07 January 2009

Someone Must have my Money

Over the last few months, I've seen a number of people on the internet saying something like 'Where has all my money gone? Someone must be benefitting from it.'

I'm going to go where angels fear to tread and try to explain why no-one has 'stolen' your money and why 'you never had it in the first place'.

This post is not going to use financial jargon and won't satisfy the financial version of the question 'How many angels can dance on the head of a pin'? I want to try to communicate in simple terms why no one has stolen money from your investments. And I'm going to stick with explaining stocks and shares (equities) because that's my area of knowledge. I'll leave someone else to to explain 'fixed income and bond pricing for beginners'

First A Really Simple Explanation

You know the chap who insists that his house is worth £125,000 and that he's not going to accept a penny less? When the house across the street that is exactly the same as his house (but in better decorative order) gets sold for £100,000 this chap still insists that
his house is worth £125,000.

Silly man, we say.

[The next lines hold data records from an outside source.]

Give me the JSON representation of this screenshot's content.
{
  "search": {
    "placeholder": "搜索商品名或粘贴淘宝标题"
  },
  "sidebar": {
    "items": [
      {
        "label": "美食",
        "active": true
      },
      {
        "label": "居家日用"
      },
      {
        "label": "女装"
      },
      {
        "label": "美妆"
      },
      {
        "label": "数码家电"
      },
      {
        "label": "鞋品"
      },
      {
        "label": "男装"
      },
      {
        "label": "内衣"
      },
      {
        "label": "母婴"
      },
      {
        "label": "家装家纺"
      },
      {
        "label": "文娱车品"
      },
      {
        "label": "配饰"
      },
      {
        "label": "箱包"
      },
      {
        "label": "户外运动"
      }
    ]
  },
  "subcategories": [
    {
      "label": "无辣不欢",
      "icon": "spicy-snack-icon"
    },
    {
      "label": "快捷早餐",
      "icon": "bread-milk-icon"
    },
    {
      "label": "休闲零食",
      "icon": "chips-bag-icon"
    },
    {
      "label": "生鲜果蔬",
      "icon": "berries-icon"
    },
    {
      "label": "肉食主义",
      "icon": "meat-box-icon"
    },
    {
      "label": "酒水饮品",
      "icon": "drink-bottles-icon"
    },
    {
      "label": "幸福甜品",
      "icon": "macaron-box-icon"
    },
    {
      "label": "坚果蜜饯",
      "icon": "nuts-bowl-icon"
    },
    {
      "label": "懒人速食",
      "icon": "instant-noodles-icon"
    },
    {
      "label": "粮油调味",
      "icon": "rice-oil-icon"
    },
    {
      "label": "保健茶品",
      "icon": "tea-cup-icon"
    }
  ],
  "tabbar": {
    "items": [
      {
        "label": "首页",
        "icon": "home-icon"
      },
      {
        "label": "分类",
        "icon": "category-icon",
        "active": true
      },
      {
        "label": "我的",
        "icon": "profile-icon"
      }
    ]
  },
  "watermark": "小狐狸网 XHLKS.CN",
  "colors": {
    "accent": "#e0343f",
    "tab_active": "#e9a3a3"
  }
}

A house is only worth what someone is prepared to pay for it. It's not worth £125,000 just because you say it is.

Well, exactly the same principle applies to stocks and shares. They are worth what people are prepared to pay for them. And just like people are willing to pay less for a house in a housing slump, so too are people willing to pay less for stocks and shares in a recession.

A Bit More Complicated Explanation

Suppose I start a business manufacturing widgets. I invest £1000 to build a factory and to buy all the raw materials I need to manufacture widgets. Some people might say that my business is now worth £1000, because I can sell my factory and raw materials for £1000. Some people might say that my business is now worth £900 because my used kit won't command full price on the second-hand market.

Now suppose I have a reputation for being the very best widget maker in the world and I've just left United World Conglomerates to go out on my own as a specialised widget maker. My mythical economy is growing at 4% and the widget market is growing at 8%. But people think that because of my know-how and reputation, I can grow PamBG's Widgets at a rate of 20% per year and they think that I can do this easily for the next 5 years (I'm going to grab a lot of customers away from UWC.) They might then decide that my business is now worth £2239.49 (£900 compounded by a simple 20% for 5 years).

'Wow!' I say. 'I thought my business was only worth £900 but it seems that everyone out there thinks that it's actually worth more than twice that amount! They think it's worth £2239.49! Fantastic!'

You can see where I'm going, I think. Suppose the economy suddenly slows from a 4% growth rate to a 1% growth rate. But people only want to buy widgets when the economy looks good. Suddenly, instead of the demand for widgets growing at 8%, it's now growing at 1% - same as the economy.

'Woah! Hold on!' People say. 'PamBG's Widgets is the best around but when we thought her business was going to grow at 20% a year, we thought the widget market was growing at 8% a year! Now we think PamBG's Widgets is only going to grow at 2.5% per year, so actually we now think the business is really worth £1018.27 (£900 compounded by a simple 2.5% for 5 years) and that's all we're prepared to pay for it.'

So, did I lose over £1000? No, I never had it in the first place. No one has 'taken' that money from me and no one has 'stolen' it from me. No one now has £1000 in cash to go out and spend that I used to have. That money never existed.  In the same way that the chap who thought his house was worth an 'extra' £25,000 never had that money in his hand to spend.


Anonymous said...

Have some people actually been saying that someone has 'stolen' their money?

PamBG said...

Yeah. 'Where did it go and who is benefitting from it?'

Unknown said...

Yes, but......
What if I invested $1000 cash in a mutual fund and they invested in a stock, and so forth, such that now my original $1000 is $800? That is the risk, my risk, but it is my money that is gone. Sure, my house and my widgets are only worth what you will pay for them. But if I paid $10000 (where do I find this mythical house for $10000) and you only pay me $8000, then I lost $2000 cash. So, who has my money?

PamBG said...

Judy, absolutely your money is gone.

I'm hearing people saying something akin to the idea that the stock-market crash was arranged by financial insiders in order to take people's money away from them. I'm saying that markets don't work that way.

I do have a lot of issues about what's been happening with credit. And, funnily enough, that was my second post back when I started this blog: Debt, debt and more debt That was back in the days when 'Everything was fine'.

And I think that what has happened with consumer credit is analogous with credit card lending, mortgage lending and the banking crisis.

Sally said...

very good Pam, thank you